I know that not everyone is like my son, but I have come to realize that the spectrum of human conditions is vast and broad, and that I should not judge someone for not being able to pick up after themselves. Although many of us can view what we perceive as obvious, there are just as many who cannot see ‘the tree for the forest’! And yes, there are just as many again who abuse their priviledge of being on this earth, and don’t care that they left trash behind or don’t want the inconvenience of walking over to the trash receptacle or hauling a bag of trash home.

So, my point finally is this. . . A campaign something like, “Only YOU can prevent ocean abuse” would be very effective by making EACH of us responsible for the big picture. Making us realize that EACH of us must act! Making EACH of us feel compelled to do more than just our little part. We EACH need to help others do this too.

Finger pointing and expecting the government do our will is not as effective as EACH AND EVERY ONE of us doing our part to take care of our world. And ‘our part’ is not necessarily our ‘fair’ share! Each of us needs to pick up trash left by others. Each of us needs to do the RIGHT THiNG when we see bad decisions being made and then are asked to carry these decisions out. Each of us needs to be proactive in caring for our earth. In our families we need to shop smarter, consume less, walk more, in our businesses we need to be vigilant about our decisions and speak up when things aren’t right, in our schools we can set up programs to teach our children how to be stewards of our earth by setting up lunchroom composting programs, promote classes about sustainablitiy, and explore energy options for the school and our neighborhoods. . . in EACH of our lives, we need to jump in and make it our business! Our lives are at stake!

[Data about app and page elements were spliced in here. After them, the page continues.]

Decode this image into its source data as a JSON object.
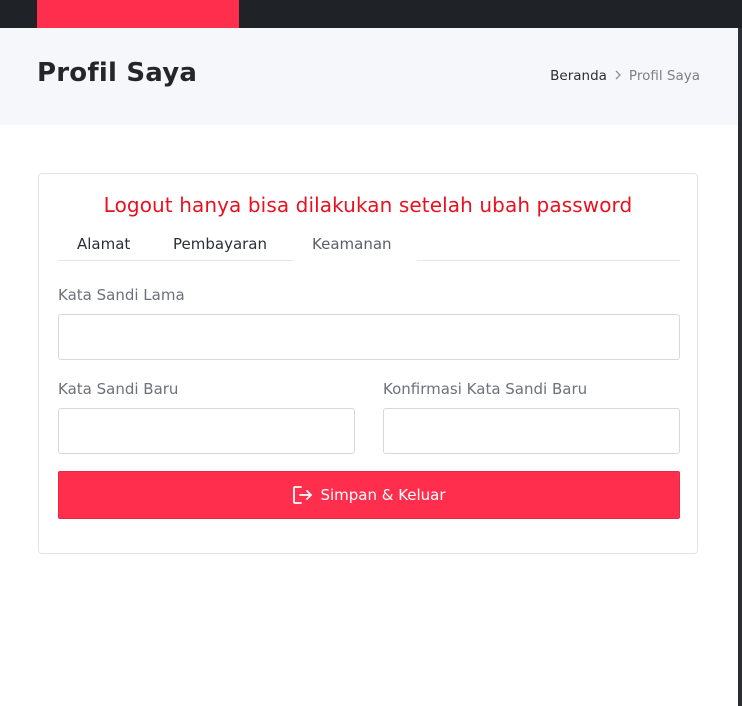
{
  "colors": {
    "accent": "#ff2e4d",
    "warning_text": "#e8111f",
    "topbar": "#1f2328",
    "header_bg": "#f6f7fb"
  },
  "header": {
    "title": "Profil Saya",
    "breadcrumb": {
      "home": "Beranda",
      "separator_icon": "chevron-right-icon",
      "current": "Profil Saya"
    }
  },
  "card": {
    "warning": "Logout hanya bisa dilakukan setelah ubah password",
    "tabs": [
      {
        "label": "Alamat",
        "active": false
      },
      {
        "label": "Pembayaran",
        "active": false
      },
      {
        "label": "Keamanan",
        "active": true
      }
    ],
    "form": {
      "old_password": {
        "label": "Kata Sandi Lama",
        "value": "",
        "placeholder": ""
      },
      "new_password": {
        "label": "Kata Sandi Baru",
        "value": "",
        "placeholder": ""
      },
      "confirm_password": {
        "label": "Konfirmasi Kata Sandi Baru",
        "value": "",
        "placeholder": ""
      }
    },
    "submit": {
      "label": "Simpan & Keluar",
      "icon": "logout-icon"
    }
  }
}
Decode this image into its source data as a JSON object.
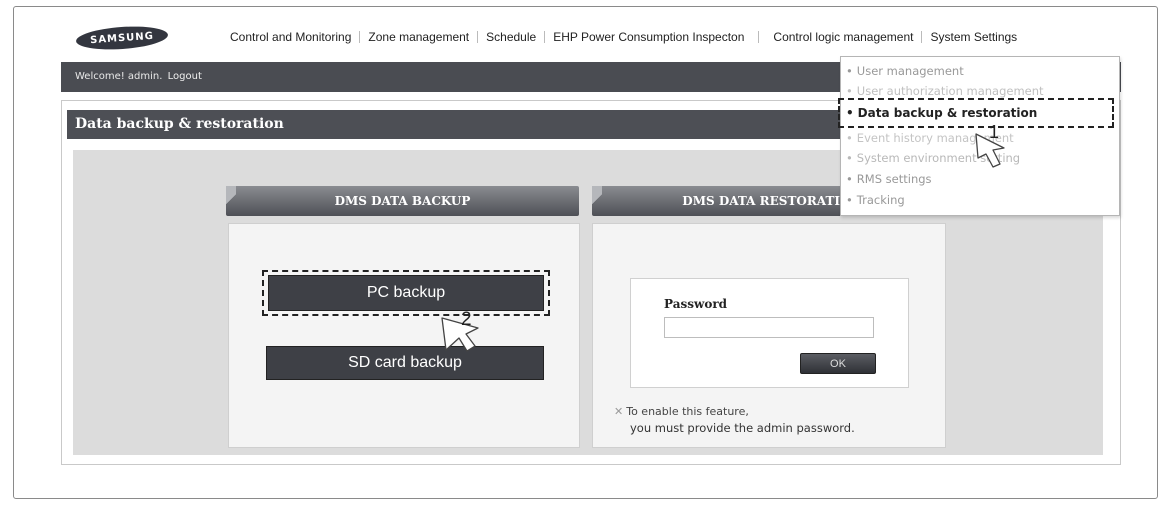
{
  "brand": {
    "logo_text": "SAMSUNG"
  },
  "topnav": {
    "items": [
      "Control and Monitoring",
      "Zone management",
      "Schedule",
      "EHP Power Consumption Inspecton",
      "Control logic management",
      "System Settings"
    ]
  },
  "welcome_bar": {
    "welcome_text": "Welcome! admin.",
    "logout_label": "Logout"
  },
  "page": {
    "title": "Data backup & restoration"
  },
  "backup_panel": {
    "header": "DMS DATA BACKUP",
    "pc_backup_label": "PC backup",
    "sd_backup_label": "SD card backup"
  },
  "restore_panel": {
    "header": "DMS DATA RESTORATI",
    "password_label": "Password",
    "password_value": "",
    "ok_label": "OK",
    "note_mark": "✕",
    "note_line1": "To enable this feature,",
    "note_line2": "you must provide the admin password."
  },
  "system_settings_menu": {
    "items": [
      "User management",
      "User authorization management",
      "Data backup & restoration",
      "Event history management",
      "System environment setting",
      "RMS settings",
      "Tracking"
    ],
    "active_index": 2
  },
  "callouts": {
    "step1": "1",
    "step2": "2"
  }
}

Personal Nature is powered by WordPress.

RSS feeds are available for posts and comments.

Share this Blog